For an artist who released an album in the spring of 2020, chaotic as that time was, local Tony Holiday has still been pretty damn busy spreading the good word of that album, Sunday Service. A triumphant rock 'n' roll blues effort for a veteran of the genre, Sunday Service has certainly made its way out into the world with aplomb—Holiday managed to score a #9 spot on the Billboard blues charts with it, scored a #1 most-played international release on the Australian Blues & Roots Airplay Chart and cracked the top 15 of the Living Blues charts, too. On top of that, he's spent some time wandering, spending time in Mississippi this summer, and more recently, producing an album in Nashville for the similarly-aligned local J-Rad Cooley. Soon, he'll be on the move between Memphis and Arizona for a small tour of sorts (a foreign concept these days), and he of course will be including an SLC stop in there, on Feb. 17. Though the artist has stayed busy with online streams like his Porch Sessions series and with outdoor shows, this is one rare opportunity to catch Holiday at a local venue in support of Soul Service. Locals in the blues scene are sure to snatch up the limited tickets, fast. Holiday will also be joined by a few other staples of the Americana community by way of Michelle Moonshine and Andrew Wiscombe, performing as their duo project Turtledovin', so there's all the more reason to head over to soundwellslc.com to grab yourself a pair of tickets. Tickets sell in pairs or groups of up to six. This 21+ show has doors at 7:30 p.m., masks are to be worn at all times except for when actively eating or drinking, and the venue will have a capacity limit and socially-distanced seating for each group. Tickets are $15. In the meantime, stream Soul Service wherever you stream, and follow Holiday on Instagram at @tonyholidaymusic for more updates on his busy, bluesy life.

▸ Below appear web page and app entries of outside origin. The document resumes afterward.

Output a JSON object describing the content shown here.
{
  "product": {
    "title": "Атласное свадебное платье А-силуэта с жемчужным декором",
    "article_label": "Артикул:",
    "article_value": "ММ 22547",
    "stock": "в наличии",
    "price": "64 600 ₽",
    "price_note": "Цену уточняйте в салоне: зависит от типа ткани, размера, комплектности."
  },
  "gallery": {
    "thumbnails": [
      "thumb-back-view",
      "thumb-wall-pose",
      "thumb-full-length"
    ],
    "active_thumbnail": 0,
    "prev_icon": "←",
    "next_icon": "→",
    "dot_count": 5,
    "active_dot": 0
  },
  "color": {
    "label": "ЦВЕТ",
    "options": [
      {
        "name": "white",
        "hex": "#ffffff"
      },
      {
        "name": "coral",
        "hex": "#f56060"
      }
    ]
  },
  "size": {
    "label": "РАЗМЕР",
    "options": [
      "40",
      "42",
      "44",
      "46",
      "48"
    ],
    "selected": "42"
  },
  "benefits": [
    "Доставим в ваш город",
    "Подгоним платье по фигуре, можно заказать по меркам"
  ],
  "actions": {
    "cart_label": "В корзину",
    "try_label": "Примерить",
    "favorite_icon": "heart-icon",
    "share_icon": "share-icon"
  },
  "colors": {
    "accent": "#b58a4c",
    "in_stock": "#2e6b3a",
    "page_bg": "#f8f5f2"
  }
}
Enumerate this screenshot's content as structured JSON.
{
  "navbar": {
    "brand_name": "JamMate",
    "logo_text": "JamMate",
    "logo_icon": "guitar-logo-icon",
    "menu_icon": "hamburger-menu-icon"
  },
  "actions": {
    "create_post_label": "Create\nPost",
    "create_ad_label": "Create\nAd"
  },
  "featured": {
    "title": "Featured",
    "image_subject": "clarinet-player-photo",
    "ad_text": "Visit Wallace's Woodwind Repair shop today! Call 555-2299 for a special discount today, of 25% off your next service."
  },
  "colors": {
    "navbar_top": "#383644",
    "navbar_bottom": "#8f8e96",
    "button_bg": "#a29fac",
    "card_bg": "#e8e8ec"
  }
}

Song of the Week, "It's Okay to Cry" by SOPHIE
As if things couldn't get more heart-wrenching in this world, the future of music just got a lot duller with the loss of one of the most prolific modern producers last month. On Jan. 30, Scottish producer and pop star in her own right SOPHIE died in an accidental fall while climbing up to see the moon in Athens, Greece. If you're familiar with her music, you know how poetic that reads, but it's a poetry hard to focus on in light of the tragedy of it. Making a name for herself by producing boundary-pushing electronic music for pop stars of the highest sets and the underground alike, SOPHIE started releasing music under her own name just a few years ago. That independent effort culminated in 2015's PRODUCT and 2018's widely celebrated OIL OF EVERY PEARL'S UN-INSIDES, on which the 2017 single "It's Okay To Cry" resides. That's my song of the week, and while it's obviously appropriate for the loss of truly one of the most innovative and indisputably unmatched music makers out there, it's also a remarkable song because it departs from most of SOPHIE's other famed work—from her albums or for others, like the hyperpop work she all but established for artists like Charli XCX and PC Music. While OIL OF EVERY PEARL'S UN-INSIDES is a riot of industrial sound, SOPHIE's synthesizers clanging over one another with both precision and abandon, "It's Okay To Cry" is soft, heaven-sent. A twinkling piano line leads up to ethereal, drawn-out synths that trade her usual staggering drops for tender slowness, and gentle whispers that "it's okay to cry," a sentiment that carries the song to heights that feel both spiritual and deeply intimate. An artist who resonated with fans for both her musical savvy and also for her being one of the most successful trans artists of her generation, her loss will be felt forever—but as she's already established, it's okay to cry. Stream the song wherever you stream.